* Dataset rows describing interfaces:
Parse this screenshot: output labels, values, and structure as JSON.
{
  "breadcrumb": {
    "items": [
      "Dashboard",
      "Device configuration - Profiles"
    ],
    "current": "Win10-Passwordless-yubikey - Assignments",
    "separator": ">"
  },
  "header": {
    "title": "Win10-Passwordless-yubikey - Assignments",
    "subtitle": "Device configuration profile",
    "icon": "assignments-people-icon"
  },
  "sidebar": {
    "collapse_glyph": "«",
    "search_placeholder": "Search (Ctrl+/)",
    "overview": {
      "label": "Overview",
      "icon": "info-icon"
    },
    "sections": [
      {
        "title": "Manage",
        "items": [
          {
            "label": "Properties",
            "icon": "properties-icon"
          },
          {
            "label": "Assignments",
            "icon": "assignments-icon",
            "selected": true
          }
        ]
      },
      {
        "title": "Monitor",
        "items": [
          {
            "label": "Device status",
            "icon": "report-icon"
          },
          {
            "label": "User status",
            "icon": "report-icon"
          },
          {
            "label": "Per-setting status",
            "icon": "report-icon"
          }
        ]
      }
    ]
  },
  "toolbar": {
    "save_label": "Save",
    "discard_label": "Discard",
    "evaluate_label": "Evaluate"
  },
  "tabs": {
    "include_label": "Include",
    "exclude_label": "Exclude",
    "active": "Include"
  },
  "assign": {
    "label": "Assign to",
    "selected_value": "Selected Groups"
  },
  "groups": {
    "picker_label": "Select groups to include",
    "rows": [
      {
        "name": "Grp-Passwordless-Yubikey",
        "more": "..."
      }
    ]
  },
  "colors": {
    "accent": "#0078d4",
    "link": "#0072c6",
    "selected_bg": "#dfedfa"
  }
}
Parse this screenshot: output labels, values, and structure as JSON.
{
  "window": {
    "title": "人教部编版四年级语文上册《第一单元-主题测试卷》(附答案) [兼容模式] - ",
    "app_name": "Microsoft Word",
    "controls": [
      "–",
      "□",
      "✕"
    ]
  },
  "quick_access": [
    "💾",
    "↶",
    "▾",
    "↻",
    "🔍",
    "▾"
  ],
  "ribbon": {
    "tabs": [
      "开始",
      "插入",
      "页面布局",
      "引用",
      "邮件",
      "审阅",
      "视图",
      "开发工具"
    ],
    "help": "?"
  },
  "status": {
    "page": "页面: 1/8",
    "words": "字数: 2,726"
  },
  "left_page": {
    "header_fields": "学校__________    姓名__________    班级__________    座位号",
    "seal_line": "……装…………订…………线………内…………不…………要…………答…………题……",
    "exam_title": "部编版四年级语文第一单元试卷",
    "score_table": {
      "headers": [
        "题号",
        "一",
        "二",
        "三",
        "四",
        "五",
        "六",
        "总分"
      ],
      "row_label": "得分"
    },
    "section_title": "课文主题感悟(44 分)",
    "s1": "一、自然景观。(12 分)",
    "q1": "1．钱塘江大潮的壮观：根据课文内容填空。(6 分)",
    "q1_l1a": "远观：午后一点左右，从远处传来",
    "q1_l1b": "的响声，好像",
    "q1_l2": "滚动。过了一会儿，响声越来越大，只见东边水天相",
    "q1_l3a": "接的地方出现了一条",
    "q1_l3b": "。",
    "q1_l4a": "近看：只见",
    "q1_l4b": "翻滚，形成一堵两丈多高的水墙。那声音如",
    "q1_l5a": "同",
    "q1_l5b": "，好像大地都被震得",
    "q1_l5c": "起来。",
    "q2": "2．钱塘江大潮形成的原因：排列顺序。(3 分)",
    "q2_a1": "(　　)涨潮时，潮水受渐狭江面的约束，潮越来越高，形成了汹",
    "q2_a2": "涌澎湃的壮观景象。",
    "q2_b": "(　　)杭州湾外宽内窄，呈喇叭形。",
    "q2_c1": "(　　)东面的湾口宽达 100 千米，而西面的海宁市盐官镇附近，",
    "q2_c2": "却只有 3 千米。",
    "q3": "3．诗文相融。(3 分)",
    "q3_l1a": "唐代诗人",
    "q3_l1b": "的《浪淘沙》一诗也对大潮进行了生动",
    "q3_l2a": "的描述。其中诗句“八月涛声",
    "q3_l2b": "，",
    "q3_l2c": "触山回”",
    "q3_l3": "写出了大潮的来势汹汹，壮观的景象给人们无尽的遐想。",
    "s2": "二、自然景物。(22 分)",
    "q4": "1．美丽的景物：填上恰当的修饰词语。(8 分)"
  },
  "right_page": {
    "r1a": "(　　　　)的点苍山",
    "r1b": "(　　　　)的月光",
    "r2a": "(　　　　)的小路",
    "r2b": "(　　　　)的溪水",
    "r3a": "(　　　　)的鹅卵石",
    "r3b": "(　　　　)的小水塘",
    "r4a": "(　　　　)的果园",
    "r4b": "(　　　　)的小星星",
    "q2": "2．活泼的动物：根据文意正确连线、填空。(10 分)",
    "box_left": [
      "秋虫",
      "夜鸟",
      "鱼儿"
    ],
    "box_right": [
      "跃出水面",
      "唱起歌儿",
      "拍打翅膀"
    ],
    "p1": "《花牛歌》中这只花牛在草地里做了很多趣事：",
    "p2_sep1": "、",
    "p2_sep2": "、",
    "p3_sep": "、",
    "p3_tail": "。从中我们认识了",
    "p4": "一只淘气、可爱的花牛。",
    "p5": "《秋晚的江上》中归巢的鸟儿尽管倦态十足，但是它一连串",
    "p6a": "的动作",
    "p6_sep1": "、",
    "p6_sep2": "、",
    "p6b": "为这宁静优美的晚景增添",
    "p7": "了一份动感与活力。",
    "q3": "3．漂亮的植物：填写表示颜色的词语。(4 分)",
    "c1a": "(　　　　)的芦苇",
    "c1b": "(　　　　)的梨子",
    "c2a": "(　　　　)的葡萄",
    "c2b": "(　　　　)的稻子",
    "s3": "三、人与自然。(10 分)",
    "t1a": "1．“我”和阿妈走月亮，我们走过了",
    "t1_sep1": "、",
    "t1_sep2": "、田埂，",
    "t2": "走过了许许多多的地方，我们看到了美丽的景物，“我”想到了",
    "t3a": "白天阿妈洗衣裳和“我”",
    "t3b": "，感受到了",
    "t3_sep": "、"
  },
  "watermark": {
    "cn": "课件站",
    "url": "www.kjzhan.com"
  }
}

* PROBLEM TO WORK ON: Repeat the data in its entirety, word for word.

* FINISHED EXERCISE:
Parse this screenshot: output labels, values, and structure as JSON.
{
  "breadcrumb": {
    "items": [
      "Dashboard",
      "Device configuration - Profiles"
    ],
    "current": "Win10-Passwordless-yubikey - Assignments",
    "separator": ">"
  },
  "header": {
    "title": "Win10-Passwordless-yubikey - Assignments",
    "subtitle": "Device configuration profile",
    "icon": "assignments-people-icon"
  },
  "sidebar": {
    "collapse_glyph": "«",
    "search_placeholder": "Search (Ctrl+/)",
    "overview": {
      "label": "Overview",
      "icon": "info-icon"
    },
    "sections": [
      {
        "title": "Manage",
        "items": [
          {
            "label": "Properties",
            "icon": "properties-icon"
          },
          {
            "label": "Assignments",
            "icon": "assignments-icon",
            "selected": true
          }
        ]
      },
      {
        "title": "Monitor",
        "items": [
          {
            "label": "Device status",
            "icon": "report-icon"
          },
          {
            "label": "User status",
            "icon": "report-icon"
          },
          {
            "label": "Per-setting status",
            "icon": "report-icon"
          }
        ]
      }
    ]
  },
  "toolbar": {
    "save_label": "Save",
    "discard_label": "Discard",
    "evaluate_label": "Evaluate"
  },
  "tabs": {
    "include_label": "Include",
    "exclude_label": "Exclude",
    "active": "Include"
  },
  "assign": {
    "label": "Assign to",
    "selected_value": "Selected Groups"
  },
  "groups": {
    "picker_label": "Select groups to include",
    "rows": [
      {
        "name": "Grp-Passwordless-Yubikey",
        "more": "..."
      }
    ]
  },
  "colors": {
    "accent": "#0078d4",
    "link": "#0072c6",
    "selected_bg": "#dfedfa"
  }
}
Parse this screenshot: output labels, values, and structure as JSON.
{
  "window": {
    "title": "人教部编版四年级语文上册《第一单元-主题测试卷》(附答案) [兼容模式] - ",
    "app_name": "Microsoft Word",
    "controls": [
      "–",
      "□",
      "✕"
    ]
  },
  "quick_access": [
    "💾",
    "↶",
    "▾",
    "↻",
    "🔍",
    "▾"
  ],
  "ribbon": {
    "tabs": [
      "开始",
      "插入",
      "页面布局",
      "引用",
      "邮件",
      "审阅",
      "视图",
      "开发工具"
    ],
    "help": "?"
  },
  "status": {
    "page": "页面: 1/8",
    "words": "字数: 2,726"
  },
  "left_page": {
    "header_fields": "学校__________    姓名__________    班级__________    座位号",
    "seal_line": "……装…………订…………线………内…………不…………要…………答…………题……",
    "exam_title": "部编版四年级语文第一单元试卷",
    "score_table": {
      "headers": [
        "题号",
        "一",
        "二",
        "三",
        "四",
        "五",
        "六",
        "总分"
      ],
      "row_label": "得分"
    },
    "section_title": "课文主题感悟(44 分)",
    "s1": "一、自然景观。(12 分)",
    "q1": "1．钱塘江大潮的壮观：根据课文内容填空。(6 分)",
    "q1_l1a": "远观：午后一点左右，从远处传来",
    "q1_l1b": "的响声，好像",
    "q1_l2": "滚动。过了一会儿，响声越来越大，只见东边水天相",
    "q1_l3a": "接的地方出现了一条",
    "q1_l3b": "。",
    "q1_l4a": "近看：只见",
    "q1_l4b": "翻滚，形成一堵两丈多高的水墙。那声音如",
    "q1_l5a": "同",
    "q1_l5b": "，好像大地都被震得",
    "q1_l5c": "起来。",
    "q2": "2．钱塘江大潮形成的原因：排列顺序。(3 分)",
    "q2_a1": "(　　)涨潮时，潮水受渐狭江面的约束，潮越来越高，形成了汹",
    "q2_a2": "涌澎湃的壮观景象。",
    "q2_b": "(　　)杭州湾外宽内窄，呈喇叭形。",
    "q2_c1": "(　　)东面的湾口宽达 100 千米，而西面的海宁市盐官镇附近，",
    "q2_c2": "却只有 3 千米。",
    "q3": "3．诗文相融。(3 分)",
    "q3_l1a": "唐代诗人",
    "q3_l1b": "的《浪淘沙》一诗也对大潮进行了生动",
    "q3_l2a": "的描述。其中诗句“八月涛声",
    "q3_l2b": "，",
    "q3_l2c": "触山回”",
    "q3_l3": "写出了大潮的来势汹汹，壮观的景象给人们无尽的遐想。",
    "s2": "二、自然景物。(22 分)",
    "q4": "1．美丽的景物：填上恰当的修饰词语。(8 分)"
  },
  "right_page": {
    "r1a": "(　　　　)的点苍山",
    "r1b": "(　　　　)的月光",
    "r2a": "(　　　　)的小路",
    "r2b": "(　　　　)的溪水",
    "r3a": "(　　　　)的鹅卵石",
    "r3b": "(　　　　)的小水塘",
    "r4a": "(　　　　)的果园",
    "r4b": "(　　　　)的小星星",
    "q2": "2．活泼的动物：根据文意正确连线、填空。(10 分)",
    "box_left": [
      "秋虫",
      "夜鸟",
      "鱼儿"
    ],
    "box_right": [
      "跃出水面",
      "唱起歌儿",
      "拍打翅膀"
    ],
    "p1": "《花牛歌》中这只花牛在草地里做了很多趣事：",
    "p2_sep1": "、",
    "p2_sep2": "、",
    "p3_sep": "、",
    "p3_tail": "。从中我们认识了",
    "p4": "一只淘气、可爱的花牛。",
    "p5": "《秋晚的江上》中归巢的鸟儿尽管倦态十足，但是它一连串",
    "p6a": "的动作",
    "p6_sep1": "、",
    "p6_sep2": "、",
    "p6b": "为这宁静优美的晚景增添",
    "p7": "了一份动感与活力。",
    "q3": "3．漂亮的植物：填写表示颜色的词语。(4 分)",
    "c1a": "(　　　　)的芦苇",
    "c1b": "(　　　　)的梨子",
    "c2a": "(　　　　)的葡萄",
    "c2b": "(　　　　)的稻子",
    "s3": "三、人与自然。(10 分)",
    "t1a": "1．“我”和阿妈走月亮，我们走过了",
    "t1_sep1": "、",
    "t1_sep2": "、田埂，",
    "t2": "走过了许许多多的地方，我们看到了美丽的景物，“我”想到了",
    "t3a": "白天阿妈洗衣裳和“我”",
    "t3b": "，感受到了",
    "t3_sep": "、"
  },
  "watermark": {
    "cn": "课件站",
    "url": "www.kjzhan.com"
  }
}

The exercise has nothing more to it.